**Problem**
Each line of the material holding the word "HDFS" must be identified and copied.

**Exercise materials**
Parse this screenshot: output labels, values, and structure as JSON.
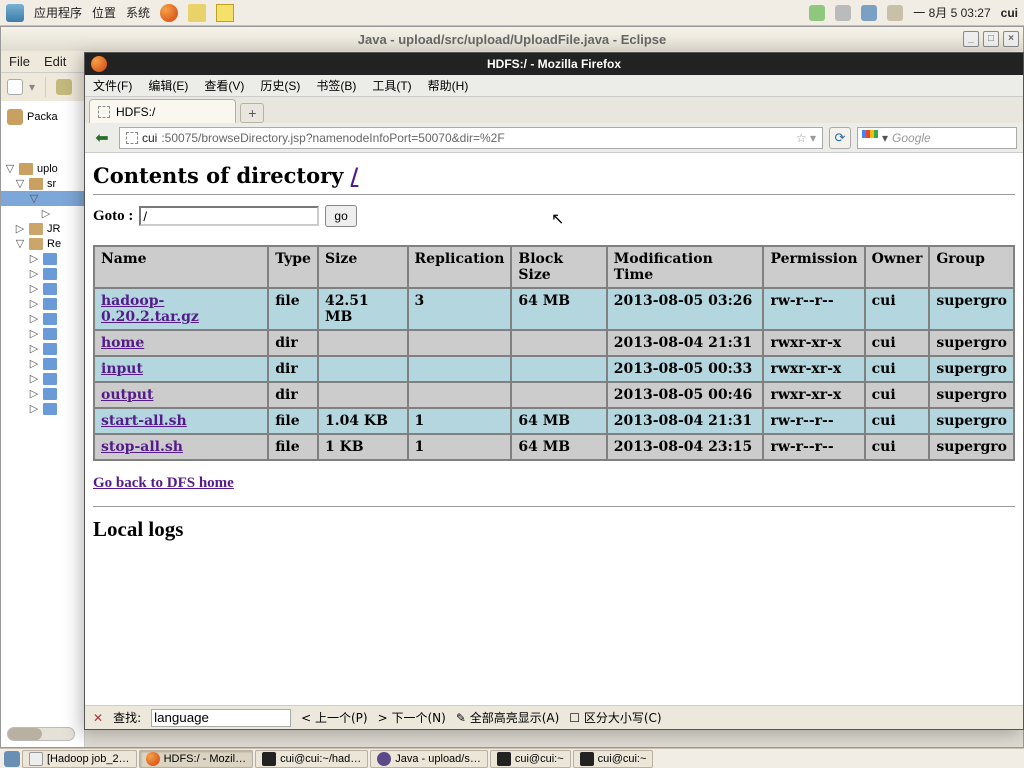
{
  "gnome": {
    "apps": "应用程序",
    "places": "位置",
    "system": "系统",
    "date": "一 8月  5 03:27",
    "user": "cui"
  },
  "eclipse": {
    "title": "Java - upload/src/upload/UploadFile.java - Eclipse",
    "menu_file": "File",
    "menu_edit": "Edit",
    "pkg_explorer": "Packa",
    "nodes": {
      "uplo": "uplo",
      "sr": "sr",
      "jr": "JR",
      "re": "Re"
    }
  },
  "firefox": {
    "title": "HDFS:/ - Mozilla Firefox",
    "menu": {
      "file": "文件(F)",
      "edit": "编辑(E)",
      "view": "查看(V)",
      "history": "历史(S)",
      "bookmarks": "书签(B)",
      "tools": "工具(T)",
      "help": "帮助(H)"
    },
    "tab": "HDFS:/",
    "url_host": "cui",
    "url_path": ":50075/browseDirectory.jsp?namenodeInfoPort=50070&dir=%2F",
    "search_placeholder": "Google"
  },
  "page": {
    "heading_pre": "Contents of directory ",
    "heading_link": "/",
    "goto_label": "Goto : ",
    "goto_value": "/",
    "go_btn": "go",
    "headers": {
      "name": "Name",
      "type": "Type",
      "size": "Size",
      "repl": "Replication",
      "bs": "Block Size",
      "mtime": "Modification Time",
      "perm": "Permission",
      "owner": "Owner",
      "group": "Group"
    },
    "rows": [
      {
        "cls": "filerow",
        "name": "hadoop-0.20.2.tar.gz",
        "type": "file",
        "size": "42.51 MB",
        "repl": "3",
        "bs": "64 MB",
        "mtime": "2013-08-05 03:26",
        "perm": "rw-r--r--",
        "owner": "cui",
        "group": "supergro"
      },
      {
        "cls": "",
        "name": "home",
        "type": "dir",
        "size": "",
        "repl": "",
        "bs": "",
        "mtime": "2013-08-04 21:31",
        "perm": "rwxr-xr-x",
        "owner": "cui",
        "group": "supergro"
      },
      {
        "cls": "filerow",
        "name": "input",
        "type": "dir",
        "size": "",
        "repl": "",
        "bs": "",
        "mtime": "2013-08-05 00:33",
        "perm": "rwxr-xr-x",
        "owner": "cui",
        "group": "supergro"
      },
      {
        "cls": "",
        "name": "output",
        "type": "dir",
        "size": "",
        "repl": "",
        "bs": "",
        "mtime": "2013-08-05 00:46",
        "perm": "rwxr-xr-x",
        "owner": "cui",
        "group": "supergro"
      },
      {
        "cls": "filerow",
        "name": "start-all.sh",
        "type": "file",
        "size": "1.04 KB",
        "repl": "1",
        "bs": "64 MB",
        "mtime": "2013-08-04 21:31",
        "perm": "rw-r--r--",
        "owner": "cui",
        "group": "supergro"
      },
      {
        "cls": "",
        "name": "stop-all.sh",
        "type": "file",
        "size": "1 KB",
        "repl": "1",
        "bs": "64 MB",
        "mtime": "2013-08-04 23:15",
        "perm": "rw-r--r--",
        "owner": "cui",
        "group": "supergro"
      }
    ],
    "back_link": "Go back to DFS home",
    "local_logs": "Local logs"
  },
  "findbar": {
    "label": "查找:",
    "value": "language",
    "prev": "< 上一个(P)",
    "next": "> 下一个(N)",
    "highlight": "全部高亮显示(A)",
    "matchcase": "区分大小写(C)"
  },
  "taskbar": {
    "t1": "[Hadoop job_2…",
    "t2": "HDFS:/ - Mozil…",
    "t3": "cui@cui:~/had…",
    "t4": "Java - upload/s…",
    "t5": "cui@cui:~",
    "t6": "cui@cui:~"
  }
}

**The completed task**
    "title": "HDFS:/ - Mozilla Firefox",
    "tab": "HDFS:/",
    "t2": "HDFS:/ - Mozil…",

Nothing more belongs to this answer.